Instagram streaming sessions as a form of archaeological communication: the case of the Colombare di Negrar project

By Chiara Boracchi – What happens if a study day is cancelled because of the pandemic and your excavation team cannot share the latest results of its research through “traditional” formats? You may decide to organise a webinar. Or you may decide to carry out an experiment.

Research Recruitment Using Facebook, Instagram and Twitter Advertising: challenges and potentials

Insufficient participation in online surveys is an issue that this proposed recruitment strategy aims to address. Online methods of recruitment, and especially the use of social media advertisements (ads), offered a new avenue of grasping users’ attention in order to raise awareness, catch the interest and recruit potential participants in the research. To the best of our knowledge, this is the first study to report on Facebook, Instagram and Twitter advertising as a mechanism for recruiting research participants into a study investigating the experiences of those who do (or do not) follow museums on social media. The current work aims: (1) to demonstrate the use of social media ads as a significant recruitment method of participants in digital heritage research, (2) to present the lessons learnt from the use of targeted advertising on social media for a specific research project, and (3) to discuss the methods and approaches followed across the three platforms compared to standard advertisement measures provided by the platforms and marketing benchmarks.

Collecting memories, mapping places in the Covid era: a digital community map for Trinitapoli (Foggia, Apulia)

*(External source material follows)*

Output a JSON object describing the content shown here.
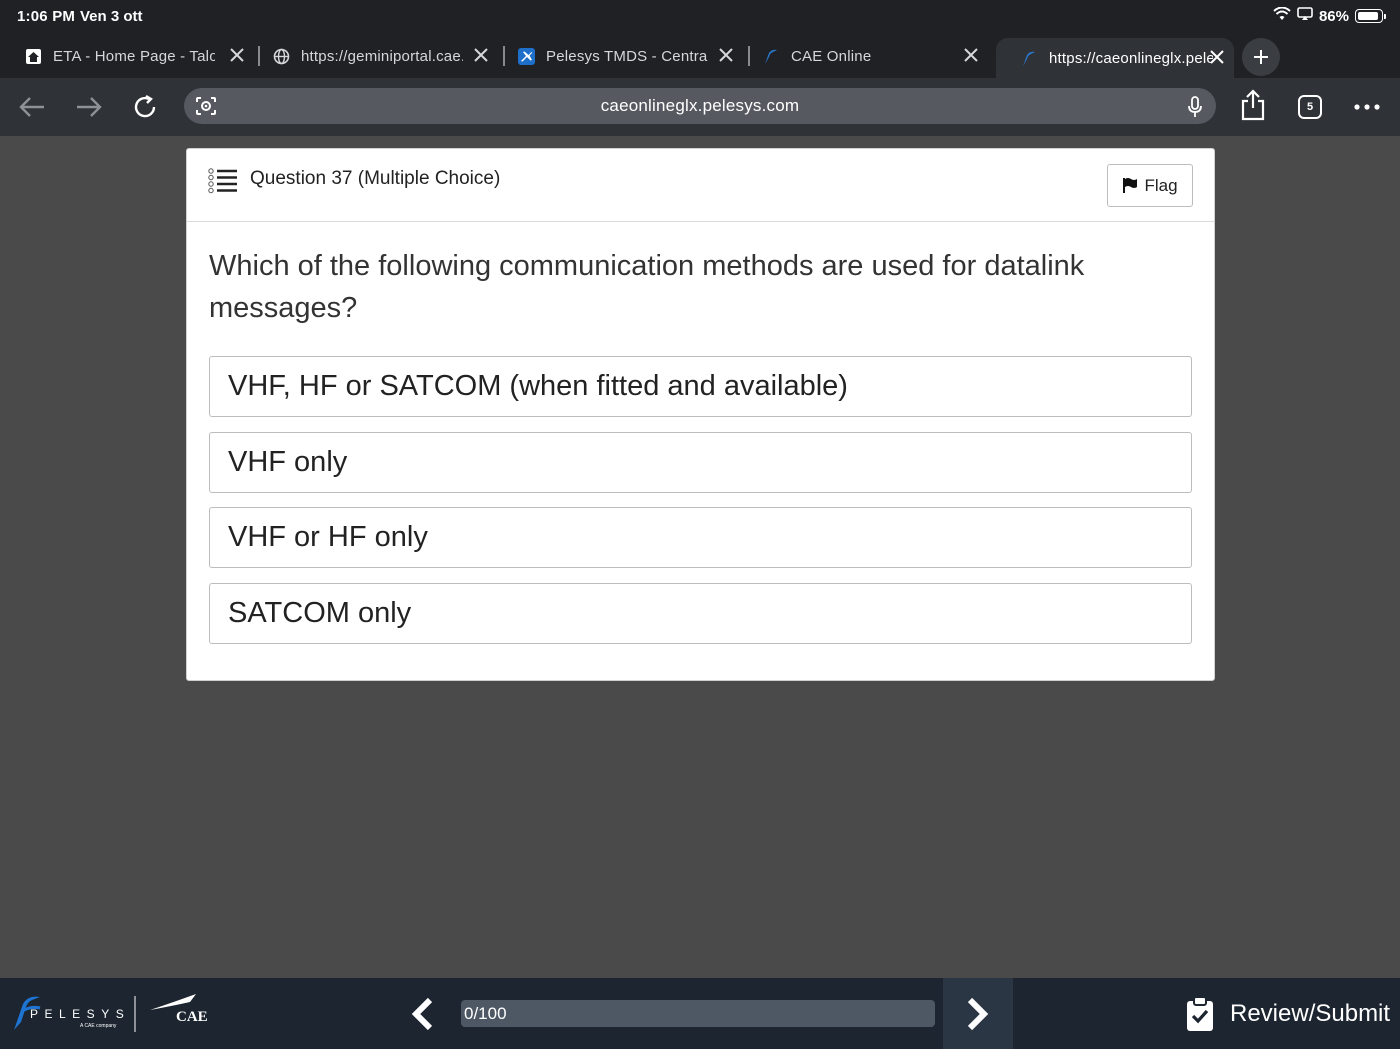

This paper aims to discuss the activities carried out in the frame of the public archaeology project Open Salapia after the COVID-19 pandemic hit Europe. After many years of fieldwork and activities with the public, the relationship between the archaeologists and the local community had to find new ways to keep going and respect the state of emergency limitations. We asked ourselves if a social network like Facebook could be a valuable tool for a community mapping experience engaging the citizens of Trinitapoli (Foggia, Italy). The Facebook page community was asked to take part in a participatory process for co-creation of a community map by sharing memories and audio-visual materials on the urban and rural landscape forms, uses, and traditions in the distant or recent past. The result is a digital community map that can be used both by the local community and visitors and constantly enriched in compliance with the ever-changing collective perception of cultural heritage.